There are several reminders from our trip to Brazil that we want you to take forward.

The first is that workers need to advocate and lobby for a strong legislative foundation and framework of labour rights. There are many paths to this, but we would suggest you consider a robust series of partnerships with other unions and social justice groups. Find common ground and support each other in lobbying to achieve these legislative building blocks. Each country and state (province) will have a different starting point and legal framework from which they begin. Look to other jurisdictions to find the best laws to fight for. Whether it’s the fundamental right to strike, union recognition as the exclusive bargaining agent, card-check on union organizing, stronger anti-scab legislation or any other legislation that will allow us to continue to build the movement. These strategic partnerships will allow for greater leverage to be built and applied to our elected representatives.

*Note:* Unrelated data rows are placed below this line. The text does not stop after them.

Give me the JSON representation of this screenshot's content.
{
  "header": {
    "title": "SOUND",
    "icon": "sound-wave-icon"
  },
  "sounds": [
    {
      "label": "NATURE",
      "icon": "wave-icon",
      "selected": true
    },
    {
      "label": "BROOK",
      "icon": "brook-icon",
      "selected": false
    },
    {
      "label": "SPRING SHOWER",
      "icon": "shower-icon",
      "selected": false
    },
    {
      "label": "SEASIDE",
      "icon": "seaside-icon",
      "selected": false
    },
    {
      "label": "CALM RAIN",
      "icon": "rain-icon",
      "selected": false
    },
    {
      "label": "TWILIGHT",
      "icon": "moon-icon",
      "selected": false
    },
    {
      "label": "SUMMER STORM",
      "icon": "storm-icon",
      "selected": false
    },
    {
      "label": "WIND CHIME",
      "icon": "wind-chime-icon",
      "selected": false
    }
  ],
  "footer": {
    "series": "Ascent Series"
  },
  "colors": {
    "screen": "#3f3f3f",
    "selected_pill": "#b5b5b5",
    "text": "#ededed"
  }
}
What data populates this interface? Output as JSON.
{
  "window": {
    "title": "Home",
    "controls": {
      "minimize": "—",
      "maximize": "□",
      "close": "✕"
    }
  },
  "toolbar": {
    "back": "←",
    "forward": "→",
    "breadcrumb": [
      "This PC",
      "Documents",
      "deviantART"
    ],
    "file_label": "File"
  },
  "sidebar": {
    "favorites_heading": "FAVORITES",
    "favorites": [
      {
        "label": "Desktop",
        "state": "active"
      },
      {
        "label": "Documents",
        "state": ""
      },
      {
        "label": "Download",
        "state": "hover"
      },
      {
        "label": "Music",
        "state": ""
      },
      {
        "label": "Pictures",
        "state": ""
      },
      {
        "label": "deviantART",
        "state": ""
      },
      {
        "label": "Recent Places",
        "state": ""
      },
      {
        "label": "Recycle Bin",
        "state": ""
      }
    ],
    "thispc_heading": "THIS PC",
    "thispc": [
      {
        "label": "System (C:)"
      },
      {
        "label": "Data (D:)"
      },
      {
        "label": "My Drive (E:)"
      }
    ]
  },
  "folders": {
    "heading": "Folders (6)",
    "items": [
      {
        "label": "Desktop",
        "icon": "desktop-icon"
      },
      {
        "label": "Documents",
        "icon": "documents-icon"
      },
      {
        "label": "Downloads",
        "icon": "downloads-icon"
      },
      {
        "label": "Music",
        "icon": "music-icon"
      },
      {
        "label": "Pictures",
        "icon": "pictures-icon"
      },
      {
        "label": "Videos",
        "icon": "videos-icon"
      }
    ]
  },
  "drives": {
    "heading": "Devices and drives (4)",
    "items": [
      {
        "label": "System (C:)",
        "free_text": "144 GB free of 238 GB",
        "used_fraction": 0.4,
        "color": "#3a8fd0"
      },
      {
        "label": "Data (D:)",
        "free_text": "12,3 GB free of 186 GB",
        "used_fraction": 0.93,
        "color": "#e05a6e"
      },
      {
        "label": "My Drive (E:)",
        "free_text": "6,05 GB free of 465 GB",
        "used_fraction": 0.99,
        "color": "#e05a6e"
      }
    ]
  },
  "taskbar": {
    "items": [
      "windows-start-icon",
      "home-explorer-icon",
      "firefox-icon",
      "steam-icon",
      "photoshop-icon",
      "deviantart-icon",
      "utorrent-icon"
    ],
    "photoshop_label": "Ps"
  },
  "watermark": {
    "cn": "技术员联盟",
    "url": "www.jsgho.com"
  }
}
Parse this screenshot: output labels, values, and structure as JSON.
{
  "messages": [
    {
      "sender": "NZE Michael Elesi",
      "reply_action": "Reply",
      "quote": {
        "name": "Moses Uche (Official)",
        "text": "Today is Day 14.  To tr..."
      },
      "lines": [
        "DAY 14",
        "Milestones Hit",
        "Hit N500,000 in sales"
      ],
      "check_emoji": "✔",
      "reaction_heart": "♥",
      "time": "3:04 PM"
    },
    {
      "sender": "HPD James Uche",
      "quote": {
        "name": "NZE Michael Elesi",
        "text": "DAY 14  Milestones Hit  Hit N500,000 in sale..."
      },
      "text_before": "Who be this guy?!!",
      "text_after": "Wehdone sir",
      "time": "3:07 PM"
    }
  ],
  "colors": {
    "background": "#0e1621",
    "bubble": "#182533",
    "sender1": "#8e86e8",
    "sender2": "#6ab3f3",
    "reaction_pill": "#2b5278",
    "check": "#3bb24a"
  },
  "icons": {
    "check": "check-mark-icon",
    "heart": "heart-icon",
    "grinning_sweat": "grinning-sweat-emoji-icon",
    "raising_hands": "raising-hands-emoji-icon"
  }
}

Secondly, we need to continue to organize! We realize this may be a obvious statement considering the publication you’re reading! However, what we are talking about is a deep and interested dialogue with the people you are organizing. Get to know them. Get to know their interests. This allows organizers and unions to craft their message and demands in a way that resonates with the membership. This dialogue should not be confined to a traditional pre-unionization scenario. It should continue throughout a member’s work life. Engaging each and every time there is a deeply felt issue, or a round of negotiations on the horizon.

Thirdly, in keeping with our recommendation to organize, Brother Toney Orr noted it would be an excellent idea to Organize informal recycling workers. Similar to how efforts have been made to organize informal workers in India. We met with a wonderful group of largely woman who run a recycling collective. They noted there are many such collectives in Brazil and we believe they would benefit from unionizing centrally. Their struggles are real and numerous. For example, the collectives have to depend on companies they sell product to for the set price of such material. In a unionized environment the collectives could work together to set prices and better attempt to dictate to the large companies rather than the reverse. Other areas where a union would be beneficial are worker health and safety, and allow for a more uniform sharing of information. This is a very large sector of workers and would be able to leverage a great deal of collective power.

What we observed in Brazil was a strong history of Unions partnering with other social justice groups looking to lobby governments into both strengthening the legislative framework within which unions operate and leveraging their collective power to force social change. The deep solidarity between unions and social justice groups in Brazil is inspiring and a lesson to the rest of the world. These critical strategic partnerships, and the dialogues that build that solidarity and understanding, are key to pushing back on the right wing. There is a strong organizing culture in that workers are speaking to each other about their needs and desires. This leads to an impassioned approach to demands – workers speaking out and demanding what is important to them!

Toney Orr is the Field Director, Local 100, United Labor Unions, based in Little Rock, Arkansas. 

Douglas W Dykens is Executive Director, Field Services and Negotiations. British Columbia General Employees Union, headquartered in Vancouver, Canada.